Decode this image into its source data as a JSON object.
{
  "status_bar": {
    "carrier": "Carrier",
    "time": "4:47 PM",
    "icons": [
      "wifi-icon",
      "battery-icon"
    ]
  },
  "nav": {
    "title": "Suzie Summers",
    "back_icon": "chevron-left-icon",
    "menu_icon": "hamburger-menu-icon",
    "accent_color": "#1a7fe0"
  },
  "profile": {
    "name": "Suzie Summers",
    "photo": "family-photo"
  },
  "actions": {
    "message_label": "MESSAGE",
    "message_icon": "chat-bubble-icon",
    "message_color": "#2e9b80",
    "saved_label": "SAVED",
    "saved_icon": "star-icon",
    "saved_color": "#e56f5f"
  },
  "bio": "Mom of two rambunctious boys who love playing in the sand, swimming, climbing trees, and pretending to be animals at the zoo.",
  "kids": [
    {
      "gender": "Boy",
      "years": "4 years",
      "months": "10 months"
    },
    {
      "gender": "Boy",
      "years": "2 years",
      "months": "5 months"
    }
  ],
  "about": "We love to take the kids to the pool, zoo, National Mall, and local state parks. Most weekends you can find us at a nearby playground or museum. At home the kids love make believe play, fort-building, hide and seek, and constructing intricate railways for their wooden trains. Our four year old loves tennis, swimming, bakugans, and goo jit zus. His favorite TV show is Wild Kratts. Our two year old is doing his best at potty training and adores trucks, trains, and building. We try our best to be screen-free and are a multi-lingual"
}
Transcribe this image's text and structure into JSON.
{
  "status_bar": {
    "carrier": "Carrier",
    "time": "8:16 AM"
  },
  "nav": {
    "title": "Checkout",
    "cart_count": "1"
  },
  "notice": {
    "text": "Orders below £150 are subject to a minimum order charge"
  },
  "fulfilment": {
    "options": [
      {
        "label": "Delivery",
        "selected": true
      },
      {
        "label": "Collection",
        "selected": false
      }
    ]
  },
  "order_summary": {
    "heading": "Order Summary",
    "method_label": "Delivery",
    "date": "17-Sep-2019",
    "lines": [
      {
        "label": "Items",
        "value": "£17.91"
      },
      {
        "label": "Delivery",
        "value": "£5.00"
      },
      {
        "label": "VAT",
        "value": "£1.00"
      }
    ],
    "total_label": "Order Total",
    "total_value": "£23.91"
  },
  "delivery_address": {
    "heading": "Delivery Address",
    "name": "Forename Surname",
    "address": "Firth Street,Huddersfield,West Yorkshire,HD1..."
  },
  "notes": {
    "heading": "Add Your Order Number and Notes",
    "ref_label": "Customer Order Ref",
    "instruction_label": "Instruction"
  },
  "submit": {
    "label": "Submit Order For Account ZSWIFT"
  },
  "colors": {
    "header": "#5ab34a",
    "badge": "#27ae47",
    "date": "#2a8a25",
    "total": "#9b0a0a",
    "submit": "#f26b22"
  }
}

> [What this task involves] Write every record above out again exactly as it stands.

> [Your solution]
Decode this image into its source data as a JSON object.
{
  "status_bar": {
    "carrier": "Carrier",
    "time": "4:47 PM",
    "icons": [
      "wifi-icon",
      "battery-icon"
    ]
  },
  "nav": {
    "title": "Suzie Summers",
    "back_icon": "chevron-left-icon",
    "menu_icon": "hamburger-menu-icon",
    "accent_color": "#1a7fe0"
  },
  "profile": {
    "name": "Suzie Summers",
    "photo": "family-photo"
  },
  "actions": {
    "message_label": "MESSAGE",
    "message_icon": "chat-bubble-icon",
    "message_color": "#2e9b80",
    "saved_label": "SAVED",
    "saved_icon": "star-icon",
    "saved_color": "#e56f5f"
  },
  "bio": "Mom of two rambunctious boys who love playing in the sand, swimming, climbing trees, and pretending to be animals at the zoo.",
  "kids": [
    {
      "gender": "Boy",
      "years": "4 years",
      "months": "10 months"
    },
    {
      "gender": "Boy",
      "years": "2 years",
      "months": "5 months"
    }
  ],
  "about": "We love to take the kids to the pool, zoo, National Mall, and local state parks. Most weekends you can find us at a nearby playground or museum. At home the kids love make believe play, fort-building, hide and seek, and constructing intricate railways for their wooden trains. Our four year old loves tennis, swimming, bakugans, and goo jit zus. His favorite TV show is Wild Kratts. Our two year old is doing his best at potty training and adores trucks, trains, and building. We try our best to be screen-free and are a multi-lingual"
}
Transcribe this image's text and structure into JSON.
{
  "status_bar": {
    "carrier": "Carrier",
    "time": "8:16 AM"
  },
  "nav": {
    "title": "Checkout",
    "cart_count": "1"
  },
  "notice": {
    "text": "Orders below £150 are subject to a minimum order charge"
  },
  "fulfilment": {
    "options": [
      {
        "label": "Delivery",
        "selected": true
      },
      {
        "label": "Collection",
        "selected": false
      }
    ]
  },
  "order_summary": {
    "heading": "Order Summary",
    "method_label": "Delivery",
    "date": "17-Sep-2019",
    "lines": [
      {
        "label": "Items",
        "value": "£17.91"
      },
      {
        "label": "Delivery",
        "value": "£5.00"
      },
      {
        "label": "VAT",
        "value": "£1.00"
      }
    ],
    "total_label": "Order Total",
    "total_value": "£23.91"
  },
  "delivery_address": {
    "heading": "Delivery Address",
    "name": "Forename Surname",
    "address": "Firth Street,Huddersfield,West Yorkshire,HD1..."
  },
  "notes": {
    "heading": "Add Your Order Number and Notes",
    "ref_label": "Customer Order Ref",
    "instruction_label": "Instruction"
  },
  "submit": {
    "label": "Submit Order For Account ZSWIFT"
  },
  "colors": {
    "header": "#5ab34a",
    "badge": "#27ae47",
    "date": "#2a8a25",
    "total": "#9b0a0a",
    "submit": "#f26b22"
  }
}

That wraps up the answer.